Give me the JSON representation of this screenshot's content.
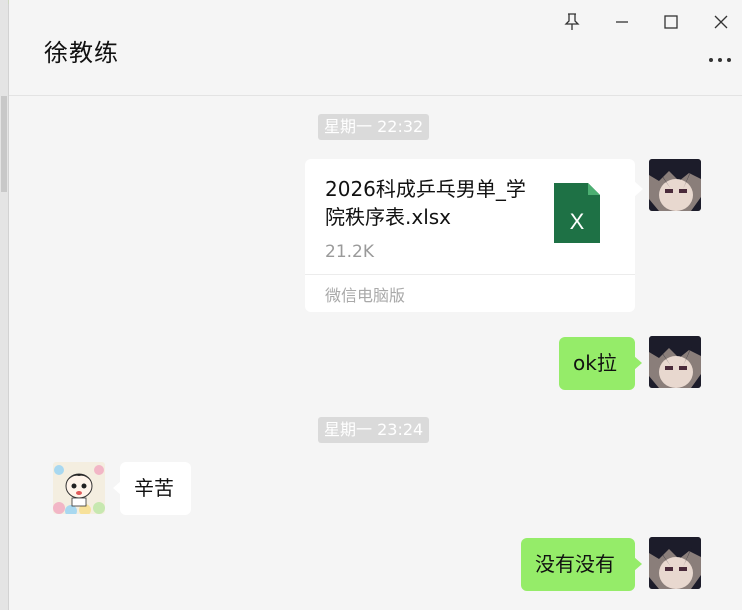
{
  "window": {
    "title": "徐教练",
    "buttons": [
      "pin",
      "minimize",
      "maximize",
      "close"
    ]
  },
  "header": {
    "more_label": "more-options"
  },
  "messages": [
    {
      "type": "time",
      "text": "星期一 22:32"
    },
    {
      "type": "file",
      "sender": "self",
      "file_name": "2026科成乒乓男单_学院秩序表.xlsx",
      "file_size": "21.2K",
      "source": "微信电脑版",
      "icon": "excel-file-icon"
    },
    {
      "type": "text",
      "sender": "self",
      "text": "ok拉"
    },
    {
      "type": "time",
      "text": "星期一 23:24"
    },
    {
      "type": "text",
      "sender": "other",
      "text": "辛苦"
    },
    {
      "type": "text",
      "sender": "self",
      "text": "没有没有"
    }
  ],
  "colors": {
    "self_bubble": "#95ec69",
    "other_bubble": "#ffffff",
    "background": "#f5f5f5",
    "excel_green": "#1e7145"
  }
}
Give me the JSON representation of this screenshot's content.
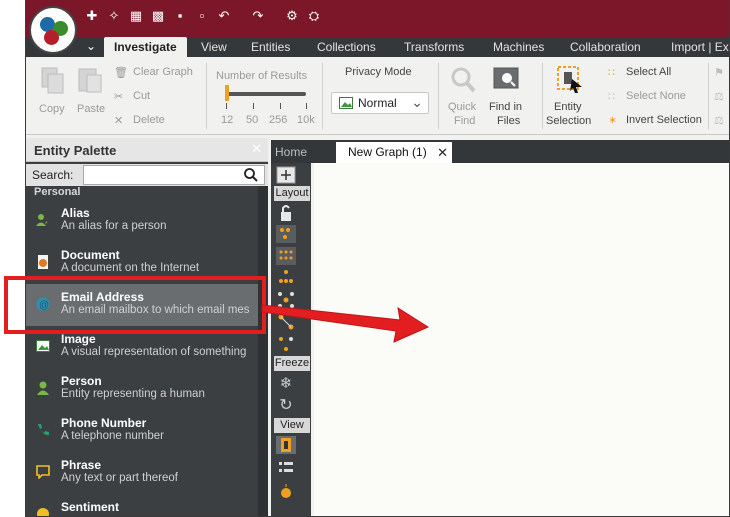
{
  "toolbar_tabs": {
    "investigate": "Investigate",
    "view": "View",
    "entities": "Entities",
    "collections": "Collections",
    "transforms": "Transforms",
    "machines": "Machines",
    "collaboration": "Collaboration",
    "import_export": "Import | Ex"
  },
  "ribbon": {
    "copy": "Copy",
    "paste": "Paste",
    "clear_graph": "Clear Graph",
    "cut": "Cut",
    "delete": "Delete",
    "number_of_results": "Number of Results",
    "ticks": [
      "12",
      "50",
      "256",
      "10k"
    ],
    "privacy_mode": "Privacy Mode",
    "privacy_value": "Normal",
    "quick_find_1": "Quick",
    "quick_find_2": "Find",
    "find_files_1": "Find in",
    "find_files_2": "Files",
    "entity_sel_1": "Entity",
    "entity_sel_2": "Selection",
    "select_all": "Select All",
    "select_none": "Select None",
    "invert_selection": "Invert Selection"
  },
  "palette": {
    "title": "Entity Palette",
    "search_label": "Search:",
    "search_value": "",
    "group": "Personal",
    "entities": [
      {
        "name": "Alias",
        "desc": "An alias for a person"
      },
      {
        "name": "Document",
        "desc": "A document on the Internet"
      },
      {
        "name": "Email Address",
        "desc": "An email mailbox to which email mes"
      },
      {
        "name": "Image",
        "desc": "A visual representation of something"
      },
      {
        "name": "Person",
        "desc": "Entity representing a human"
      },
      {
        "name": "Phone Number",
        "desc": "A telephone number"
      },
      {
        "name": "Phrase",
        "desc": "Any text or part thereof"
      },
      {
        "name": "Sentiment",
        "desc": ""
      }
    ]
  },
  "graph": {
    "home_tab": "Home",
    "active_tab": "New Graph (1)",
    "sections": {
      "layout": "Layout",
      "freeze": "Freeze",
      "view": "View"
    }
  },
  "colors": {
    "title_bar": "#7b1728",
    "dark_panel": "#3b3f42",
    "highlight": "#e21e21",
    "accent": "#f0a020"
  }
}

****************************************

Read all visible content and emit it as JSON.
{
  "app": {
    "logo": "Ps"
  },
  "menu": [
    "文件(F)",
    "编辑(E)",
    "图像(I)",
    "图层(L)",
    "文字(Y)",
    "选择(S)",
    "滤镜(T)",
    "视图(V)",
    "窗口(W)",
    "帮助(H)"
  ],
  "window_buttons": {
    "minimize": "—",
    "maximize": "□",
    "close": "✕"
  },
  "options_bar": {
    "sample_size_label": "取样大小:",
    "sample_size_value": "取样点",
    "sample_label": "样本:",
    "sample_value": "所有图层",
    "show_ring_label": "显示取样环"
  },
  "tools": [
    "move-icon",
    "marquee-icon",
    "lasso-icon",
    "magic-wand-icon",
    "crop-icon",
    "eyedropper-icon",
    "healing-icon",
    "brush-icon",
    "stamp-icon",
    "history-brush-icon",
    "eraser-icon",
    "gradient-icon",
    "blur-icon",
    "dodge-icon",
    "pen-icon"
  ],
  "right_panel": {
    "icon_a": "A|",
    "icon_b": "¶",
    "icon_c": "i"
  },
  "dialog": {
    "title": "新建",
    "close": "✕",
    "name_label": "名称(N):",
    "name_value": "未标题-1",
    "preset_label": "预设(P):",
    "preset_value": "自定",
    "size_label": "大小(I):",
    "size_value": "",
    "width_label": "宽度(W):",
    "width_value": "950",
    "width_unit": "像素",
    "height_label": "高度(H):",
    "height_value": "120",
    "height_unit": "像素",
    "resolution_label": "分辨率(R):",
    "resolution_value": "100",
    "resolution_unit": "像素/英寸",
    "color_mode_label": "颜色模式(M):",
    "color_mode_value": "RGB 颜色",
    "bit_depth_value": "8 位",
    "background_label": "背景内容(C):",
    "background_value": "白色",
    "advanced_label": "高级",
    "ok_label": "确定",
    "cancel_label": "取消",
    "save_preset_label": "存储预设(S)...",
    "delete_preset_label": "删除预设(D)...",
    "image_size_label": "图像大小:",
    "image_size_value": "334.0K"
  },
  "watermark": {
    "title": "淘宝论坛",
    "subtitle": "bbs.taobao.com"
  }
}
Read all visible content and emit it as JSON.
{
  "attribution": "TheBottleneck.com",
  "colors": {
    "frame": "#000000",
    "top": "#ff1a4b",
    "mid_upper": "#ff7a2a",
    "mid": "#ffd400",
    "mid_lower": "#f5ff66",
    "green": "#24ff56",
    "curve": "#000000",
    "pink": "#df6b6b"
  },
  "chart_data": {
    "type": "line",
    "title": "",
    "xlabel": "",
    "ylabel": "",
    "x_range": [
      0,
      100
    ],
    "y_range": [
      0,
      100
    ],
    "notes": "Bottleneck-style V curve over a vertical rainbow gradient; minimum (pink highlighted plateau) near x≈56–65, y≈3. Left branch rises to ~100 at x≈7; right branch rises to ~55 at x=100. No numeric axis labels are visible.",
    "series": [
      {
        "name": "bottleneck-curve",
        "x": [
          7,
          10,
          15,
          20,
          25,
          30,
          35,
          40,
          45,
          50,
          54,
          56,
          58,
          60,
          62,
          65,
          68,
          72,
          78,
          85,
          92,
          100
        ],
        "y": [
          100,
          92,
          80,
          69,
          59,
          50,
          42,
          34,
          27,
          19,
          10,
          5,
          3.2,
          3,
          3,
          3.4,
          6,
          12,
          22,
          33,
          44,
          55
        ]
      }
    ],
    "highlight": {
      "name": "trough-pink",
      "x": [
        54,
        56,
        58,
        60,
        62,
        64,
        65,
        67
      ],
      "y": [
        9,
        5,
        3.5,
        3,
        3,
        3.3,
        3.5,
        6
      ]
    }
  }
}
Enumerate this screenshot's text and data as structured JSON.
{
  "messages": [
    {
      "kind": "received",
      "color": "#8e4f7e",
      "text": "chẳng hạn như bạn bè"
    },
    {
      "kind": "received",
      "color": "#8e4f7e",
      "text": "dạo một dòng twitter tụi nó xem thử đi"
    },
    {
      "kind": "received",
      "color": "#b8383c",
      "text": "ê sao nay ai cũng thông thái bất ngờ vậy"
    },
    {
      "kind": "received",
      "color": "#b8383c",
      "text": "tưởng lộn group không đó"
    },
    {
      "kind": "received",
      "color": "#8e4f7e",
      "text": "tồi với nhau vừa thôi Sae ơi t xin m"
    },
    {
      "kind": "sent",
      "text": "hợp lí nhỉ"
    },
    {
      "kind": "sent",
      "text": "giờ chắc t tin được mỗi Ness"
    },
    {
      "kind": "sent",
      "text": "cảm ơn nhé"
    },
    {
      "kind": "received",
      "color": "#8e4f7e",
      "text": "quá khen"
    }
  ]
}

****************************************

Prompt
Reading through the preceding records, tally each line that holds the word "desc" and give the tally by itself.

Solution to this exercise
8